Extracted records
#####
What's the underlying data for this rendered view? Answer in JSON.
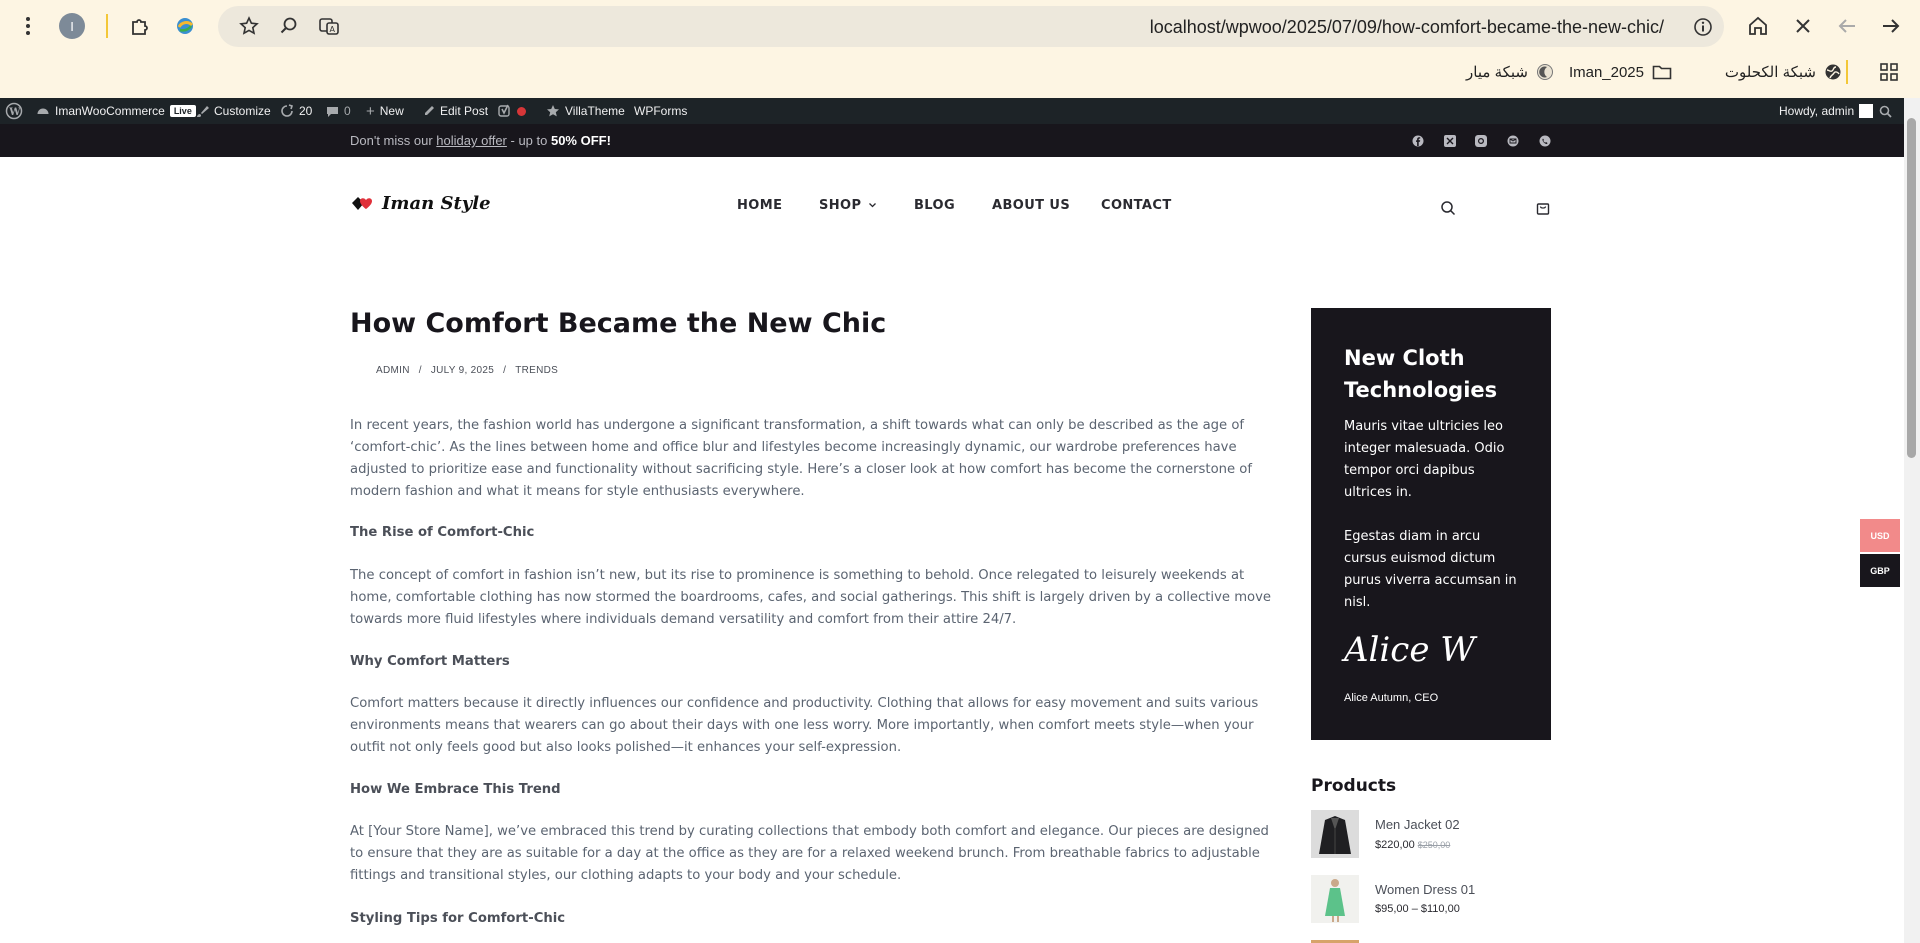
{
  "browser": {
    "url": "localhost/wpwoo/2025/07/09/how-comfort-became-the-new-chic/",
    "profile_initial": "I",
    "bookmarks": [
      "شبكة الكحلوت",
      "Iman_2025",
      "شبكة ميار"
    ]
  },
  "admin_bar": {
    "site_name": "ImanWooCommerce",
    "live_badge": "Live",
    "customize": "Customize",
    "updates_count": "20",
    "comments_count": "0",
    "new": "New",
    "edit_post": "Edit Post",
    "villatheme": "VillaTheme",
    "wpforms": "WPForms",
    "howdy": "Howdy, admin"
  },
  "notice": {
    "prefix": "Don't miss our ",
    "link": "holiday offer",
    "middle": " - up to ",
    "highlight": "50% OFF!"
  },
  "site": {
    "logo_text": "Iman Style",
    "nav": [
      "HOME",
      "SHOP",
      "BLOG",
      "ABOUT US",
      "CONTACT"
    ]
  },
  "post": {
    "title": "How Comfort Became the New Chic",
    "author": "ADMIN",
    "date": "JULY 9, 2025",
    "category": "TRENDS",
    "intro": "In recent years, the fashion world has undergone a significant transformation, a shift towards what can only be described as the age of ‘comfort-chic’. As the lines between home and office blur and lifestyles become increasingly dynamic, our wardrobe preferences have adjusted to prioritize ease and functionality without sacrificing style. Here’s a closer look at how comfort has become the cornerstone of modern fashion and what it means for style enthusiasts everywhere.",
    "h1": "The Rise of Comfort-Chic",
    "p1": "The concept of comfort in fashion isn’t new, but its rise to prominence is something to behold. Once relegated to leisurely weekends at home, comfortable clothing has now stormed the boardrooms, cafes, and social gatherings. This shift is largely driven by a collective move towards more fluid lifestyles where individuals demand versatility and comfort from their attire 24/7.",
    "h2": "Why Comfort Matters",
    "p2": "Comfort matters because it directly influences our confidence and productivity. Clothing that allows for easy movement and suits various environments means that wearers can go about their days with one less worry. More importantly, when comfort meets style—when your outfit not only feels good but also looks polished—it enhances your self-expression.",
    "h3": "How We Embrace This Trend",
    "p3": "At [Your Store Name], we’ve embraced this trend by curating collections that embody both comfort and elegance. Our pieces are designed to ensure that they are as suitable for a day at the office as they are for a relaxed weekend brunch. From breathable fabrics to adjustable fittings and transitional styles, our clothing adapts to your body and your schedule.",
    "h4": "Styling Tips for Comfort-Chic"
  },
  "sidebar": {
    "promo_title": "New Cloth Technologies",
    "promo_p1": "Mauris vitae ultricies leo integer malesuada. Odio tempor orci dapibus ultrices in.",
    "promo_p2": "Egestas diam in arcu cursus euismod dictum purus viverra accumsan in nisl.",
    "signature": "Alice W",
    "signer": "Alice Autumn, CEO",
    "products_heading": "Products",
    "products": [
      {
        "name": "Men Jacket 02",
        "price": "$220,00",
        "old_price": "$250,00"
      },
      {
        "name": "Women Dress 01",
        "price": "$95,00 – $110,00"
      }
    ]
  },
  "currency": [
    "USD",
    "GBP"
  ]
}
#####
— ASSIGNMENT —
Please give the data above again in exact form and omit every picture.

— FINISHED TASK —
What's the underlying data for this rendered view? Answer in JSON.
{
  "browser": {
    "url": "localhost/wpwoo/2025/07/09/how-comfort-became-the-new-chic/",
    "profile_initial": "I",
    "bookmarks": [
      "شبكة الكحلوت",
      "Iman_2025",
      "شبكة ميار"
    ]
  },
  "admin_bar": {
    "site_name": "ImanWooCommerce",
    "live_badge": "Live",
    "customize": "Customize",
    "updates_count": "20",
    "comments_count": "0",
    "new": "New",
    "edit_post": "Edit Post",
    "villatheme": "VillaTheme",
    "wpforms": "WPForms",
    "howdy": "Howdy, admin"
  },
  "notice": {
    "prefix": "Don't miss our ",
    "link": "holiday offer",
    "middle": " - up to ",
    "highlight": "50% OFF!"
  },
  "site": {
    "logo_text": "Iman Style",
    "nav": [
      "HOME",
      "SHOP",
      "BLOG",
      "ABOUT US",
      "CONTACT"
    ]
  },
  "post": {
    "title": "How Comfort Became the New Chic",
    "author": "ADMIN",
    "date": "JULY 9, 2025",
    "category": "TRENDS",
    "intro": "In recent years, the fashion world has undergone a significant transformation, a shift towards what can only be described as the age of ‘comfort-chic’. As the lines between home and office blur and lifestyles become increasingly dynamic, our wardrobe preferences have adjusted to prioritize ease and functionality without sacrificing style. Here’s a closer look at how comfort has become the cornerstone of modern fashion and what it means for style enthusiasts everywhere.",
    "h1": "The Rise of Comfort-Chic",
    "p1": "The concept of comfort in fashion isn’t new, but its rise to prominence is something to behold. Once relegated to leisurely weekends at home, comfortable clothing has now stormed the boardrooms, cafes, and social gatherings. This shift is largely driven by a collective move towards more fluid lifestyles where individuals demand versatility and comfort from their attire 24/7.",
    "h2": "Why Comfort Matters",
    "p2": "Comfort matters because it directly influences our confidence and productivity. Clothing that allows for easy movement and suits various environments means that wearers can go about their days with one less worry. More importantly, when comfort meets style—when your outfit not only feels good but also looks polished—it enhances your self-expression.",
    "h3": "How We Embrace This Trend",
    "p3": "At [Your Store Name], we’ve embraced this trend by curating collections that embody both comfort and elegance. Our pieces are designed to ensure that they are as suitable for a day at the office as they are for a relaxed weekend brunch. From breathable fabrics to adjustable fittings and transitional styles, our clothing adapts to your body and your schedule.",
    "h4": "Styling Tips for Comfort-Chic"
  },
  "sidebar": {
    "promo_title": "New Cloth Technologies",
    "promo_p1": "Mauris vitae ultricies leo integer malesuada. Odio tempor orci dapibus ultrices in.",
    "promo_p2": "Egestas diam in arcu cursus euismod dictum purus viverra accumsan in nisl.",
    "signature": "Alice W",
    "signer": "Alice Autumn, CEO",
    "products_heading": "Products",
    "products": [
      {
        "name": "Men Jacket 02",
        "price": "$220,00",
        "old_price": "$250,00"
      },
      {
        "name": "Women Dress 01",
        "price": "$95,00 – $110,00"
      }
    ]
  },
  "currency": [
    "USD",
    "GBP"
  ]
}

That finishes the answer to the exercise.